**Entries provided:**
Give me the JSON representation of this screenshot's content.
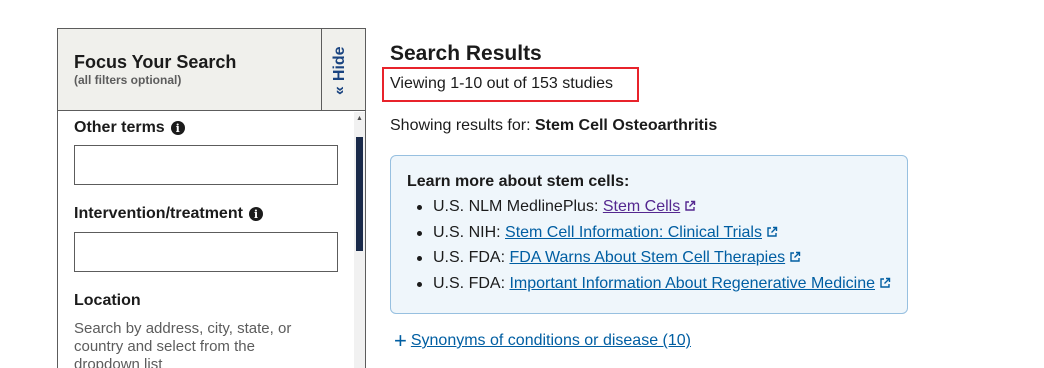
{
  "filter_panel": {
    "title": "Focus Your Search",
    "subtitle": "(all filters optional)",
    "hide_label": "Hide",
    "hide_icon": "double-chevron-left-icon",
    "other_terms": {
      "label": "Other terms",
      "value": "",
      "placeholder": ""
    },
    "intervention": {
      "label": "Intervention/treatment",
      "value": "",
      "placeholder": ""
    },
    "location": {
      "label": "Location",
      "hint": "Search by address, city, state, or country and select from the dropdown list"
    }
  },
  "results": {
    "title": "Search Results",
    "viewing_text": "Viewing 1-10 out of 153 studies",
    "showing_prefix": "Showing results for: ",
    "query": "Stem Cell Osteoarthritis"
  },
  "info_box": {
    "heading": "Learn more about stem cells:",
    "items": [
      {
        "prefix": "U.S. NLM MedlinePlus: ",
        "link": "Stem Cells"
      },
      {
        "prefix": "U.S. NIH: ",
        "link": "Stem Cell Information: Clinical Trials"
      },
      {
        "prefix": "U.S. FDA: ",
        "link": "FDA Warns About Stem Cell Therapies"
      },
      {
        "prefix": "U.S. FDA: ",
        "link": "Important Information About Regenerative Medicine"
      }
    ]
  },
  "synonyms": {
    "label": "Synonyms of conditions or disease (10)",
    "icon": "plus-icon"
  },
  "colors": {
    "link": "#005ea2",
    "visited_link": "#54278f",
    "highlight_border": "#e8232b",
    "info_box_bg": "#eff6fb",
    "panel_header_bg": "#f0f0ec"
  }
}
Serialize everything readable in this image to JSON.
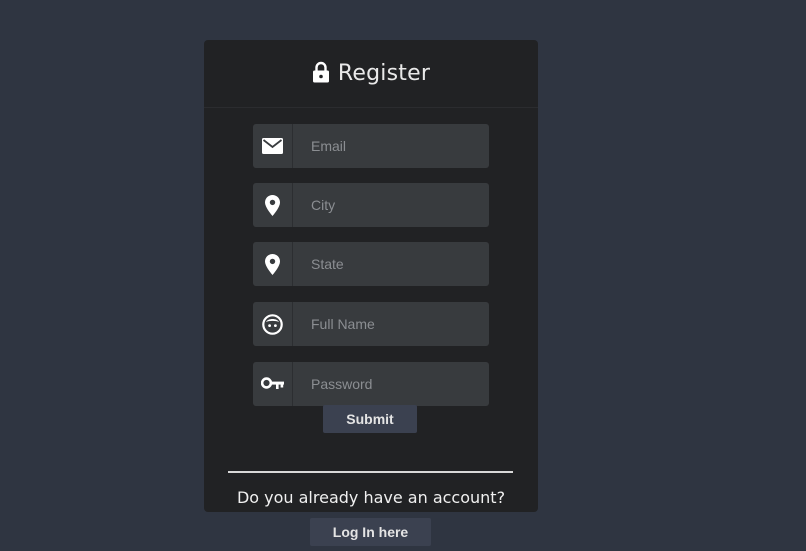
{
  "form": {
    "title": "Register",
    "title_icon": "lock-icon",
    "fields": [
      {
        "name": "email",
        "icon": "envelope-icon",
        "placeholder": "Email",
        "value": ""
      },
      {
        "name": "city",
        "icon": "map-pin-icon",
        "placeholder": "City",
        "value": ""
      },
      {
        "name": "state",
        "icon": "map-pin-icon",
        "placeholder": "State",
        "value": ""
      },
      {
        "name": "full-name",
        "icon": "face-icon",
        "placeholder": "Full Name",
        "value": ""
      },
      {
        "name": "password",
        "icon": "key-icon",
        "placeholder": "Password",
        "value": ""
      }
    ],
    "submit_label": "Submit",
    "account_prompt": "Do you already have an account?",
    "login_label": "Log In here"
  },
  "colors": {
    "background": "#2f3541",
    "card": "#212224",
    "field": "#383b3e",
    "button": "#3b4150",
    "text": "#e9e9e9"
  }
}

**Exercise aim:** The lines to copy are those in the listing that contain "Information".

**Your solution:**
        "link": "Stem Cell Information: Clinical Trials"
        "link": "Important Information About Regenerative Medicine"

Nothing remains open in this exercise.